Data for the task:
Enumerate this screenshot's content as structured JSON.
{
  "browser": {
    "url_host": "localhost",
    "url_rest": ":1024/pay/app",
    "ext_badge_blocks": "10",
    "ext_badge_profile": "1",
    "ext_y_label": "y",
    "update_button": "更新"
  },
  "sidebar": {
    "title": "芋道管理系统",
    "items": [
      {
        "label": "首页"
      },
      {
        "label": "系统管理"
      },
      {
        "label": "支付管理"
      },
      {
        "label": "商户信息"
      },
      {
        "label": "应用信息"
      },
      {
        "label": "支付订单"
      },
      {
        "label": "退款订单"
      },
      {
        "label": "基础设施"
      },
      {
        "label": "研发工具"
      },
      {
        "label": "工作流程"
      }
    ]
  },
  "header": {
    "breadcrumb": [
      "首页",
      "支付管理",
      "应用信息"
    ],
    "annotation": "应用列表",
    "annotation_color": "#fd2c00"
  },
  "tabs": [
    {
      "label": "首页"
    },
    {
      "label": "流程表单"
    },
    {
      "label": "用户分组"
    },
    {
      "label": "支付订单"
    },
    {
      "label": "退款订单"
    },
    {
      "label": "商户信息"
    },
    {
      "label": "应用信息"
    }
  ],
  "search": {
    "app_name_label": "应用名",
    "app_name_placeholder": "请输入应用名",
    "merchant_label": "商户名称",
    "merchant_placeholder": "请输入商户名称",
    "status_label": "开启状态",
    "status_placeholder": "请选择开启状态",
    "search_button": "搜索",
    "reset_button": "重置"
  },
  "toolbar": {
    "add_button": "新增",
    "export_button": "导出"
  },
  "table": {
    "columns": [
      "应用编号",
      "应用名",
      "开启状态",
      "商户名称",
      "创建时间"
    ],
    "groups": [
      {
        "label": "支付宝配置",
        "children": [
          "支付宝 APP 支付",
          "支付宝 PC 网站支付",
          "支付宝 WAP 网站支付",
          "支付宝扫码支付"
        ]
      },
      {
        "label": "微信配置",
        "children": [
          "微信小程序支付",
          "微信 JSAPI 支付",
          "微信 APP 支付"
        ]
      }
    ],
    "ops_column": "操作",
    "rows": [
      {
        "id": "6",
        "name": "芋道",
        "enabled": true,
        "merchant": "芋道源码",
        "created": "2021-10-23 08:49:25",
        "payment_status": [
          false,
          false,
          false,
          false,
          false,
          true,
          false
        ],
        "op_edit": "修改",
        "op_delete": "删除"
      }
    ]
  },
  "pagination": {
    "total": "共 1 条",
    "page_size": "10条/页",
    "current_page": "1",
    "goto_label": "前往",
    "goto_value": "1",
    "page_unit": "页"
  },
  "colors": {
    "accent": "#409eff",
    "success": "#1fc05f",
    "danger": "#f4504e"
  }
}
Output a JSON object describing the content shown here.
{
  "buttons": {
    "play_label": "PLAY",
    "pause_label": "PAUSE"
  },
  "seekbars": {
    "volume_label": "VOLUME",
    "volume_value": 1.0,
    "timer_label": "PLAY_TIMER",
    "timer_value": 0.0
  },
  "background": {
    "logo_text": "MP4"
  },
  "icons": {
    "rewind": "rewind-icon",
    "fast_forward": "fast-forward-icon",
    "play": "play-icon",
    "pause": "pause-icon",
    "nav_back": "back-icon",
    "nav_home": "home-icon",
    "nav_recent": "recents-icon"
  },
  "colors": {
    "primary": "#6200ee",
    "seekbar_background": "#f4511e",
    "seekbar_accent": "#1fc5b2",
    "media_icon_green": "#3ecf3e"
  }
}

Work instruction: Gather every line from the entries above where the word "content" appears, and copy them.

Reply:
Enumerate this screenshot's content as structured JSON.
Output a JSON object describing the content shown here.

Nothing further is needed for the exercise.